If I have ever given you a ride in my car, I can guarantee that two things happened.

I delivered you 15 minutes late, and I told you, probably several times by way of reassurance, that I’ve never been in a car accident.

Because I had never been.

I managed to coast through all the early driving years — transfixed by the dials of a radio, California stopping at every right turn and completely unaware of the meaning of a yellow blinking traffic light — without ever crashing into anything. My track record held even beyond high school despite some very precarious scenarios that would unnerve even the most vigilant of drivers, such as driving through any city in Europe, navigating the mall parking lot at Christmastime and arriving to the first day of work at my summer job to find out that I was expected to drive “standard,” which I believed to mean “in accordance with the traffic laws of the United States of America.”

My proclivity to tell anyone — everyone, for that matter — that I’ve never been in a car accident was as much to set my own mind at ease as it was theirs. It’s a great responsibility to transport another human against and through a fast-moving current of other humans being transported.
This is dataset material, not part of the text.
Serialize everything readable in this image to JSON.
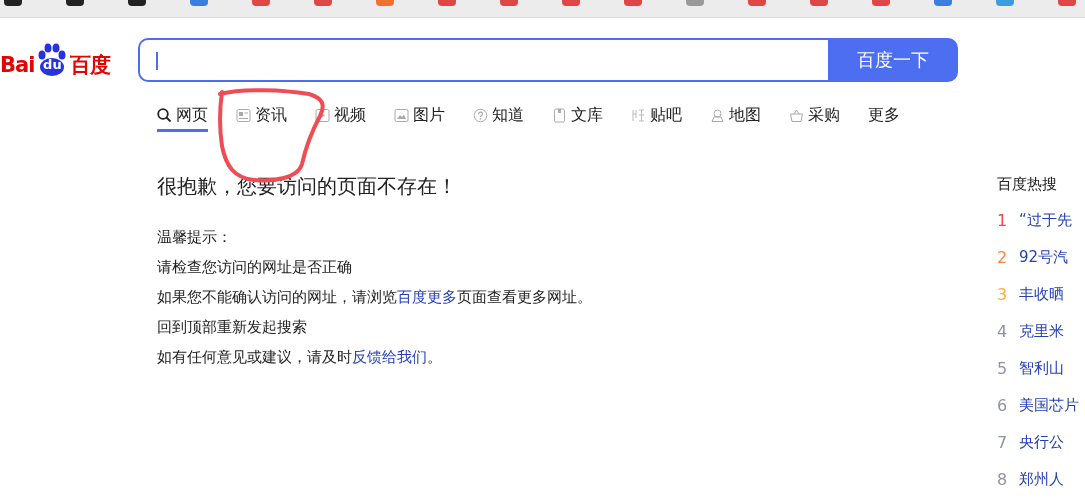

Getting from point A to point B isn’t as simple a task as it once was now that everyone drives cars the size of greenhouses and at speeds once known only by aircraft, and we do it all with startlingly scant attention to the road. I understand the wordless transfer of trust that is handed to me when someone gets into my car, a faith that cannot come easily when my passenger sees that I still wear jeans with holes in the knees and my hands never rest for long at the “10 and 2” position on the steering wheel.

Despite all of this, I had never been in an accident.

A tale much beloved by my parents to tell about their two children is the time they were quizzing my younger brother in preparation for his driving test.

My dad read out the question, “When does a pedestrian have the right of way?”

My brother reflexively yelled, “When they’re blind!”

Our father looked at him in complete exasperation before turning to me for the answer.

“Was that not correct?” I asked tentatively. Evidently pedestrians possess the right of way at all times even if their eyesight is that of an eagle.

Despite that blundering oversight, I had never been in accident.

Last week, I was driving along with the children strapped into their carseats when I came to a stop at the light at the head of the grocery store parking lot. I took advantage of the red light to steal a glance at the back seat, and when I turned my attention back to the light, I saw that it was already green. I dropped my foot on the pedal at the exact moment the driver opposite me, in the left turn lane, hit her gas to dart into the parking lot. There was no avoiding the collision. The circumstances and the ice under our wheels had conspired perfectly to send my car slamming into the side of her car.

As I skittered over the ice on my way to make sure everyone in her car was all right, I became acutely aware of my location in front of the grocery store. Cars slowed in anticipation of an ugly duel between two drivers, a couple of them even honked, perhaps in a show of concern or, more likely, as jeers for slowing their progress toward the Little Debbie cakes awaiting them inside the store. It occurred to me that in all the years I’d spent considering that I had never been in a car accident, I had never given any thought to what I should do if I got in one.

The exchange between me and the other driver was an anticlimax, particularly to the onlookers. We didn’t shout, point or lunge at the other’s jugular, as I had figured were compulsory behaviors when standing over a shattered bumper and a dented wheel well. We did everything two people who have a lot more to care about than the facades of their cars would do, which was to shrug a lot and repeat various iterations of “I’m just glad you’re OK.” We left with the other’s insurance information, we both knew that to be the customary practice, but with what seemed the obvious, albeit unspoken, conclusion that neither of us was going to press the issue. In fact, I think I dropped the piece of paper I’d scrawled her number upon before even climbing back into the car.

I’ve been told a dozen times since the accident that I did the wrong thing, that I should have called the police because I was in the more legally favorable position. I should have had her insurance address the quote I had gotten to fix the bumper. I can’t explain why I didn’t feel like defending my side, but I’m willing to bet it is so we can all forget that it happened, and I can return to telling people that I’ve never been in a car accident.

Just check my record.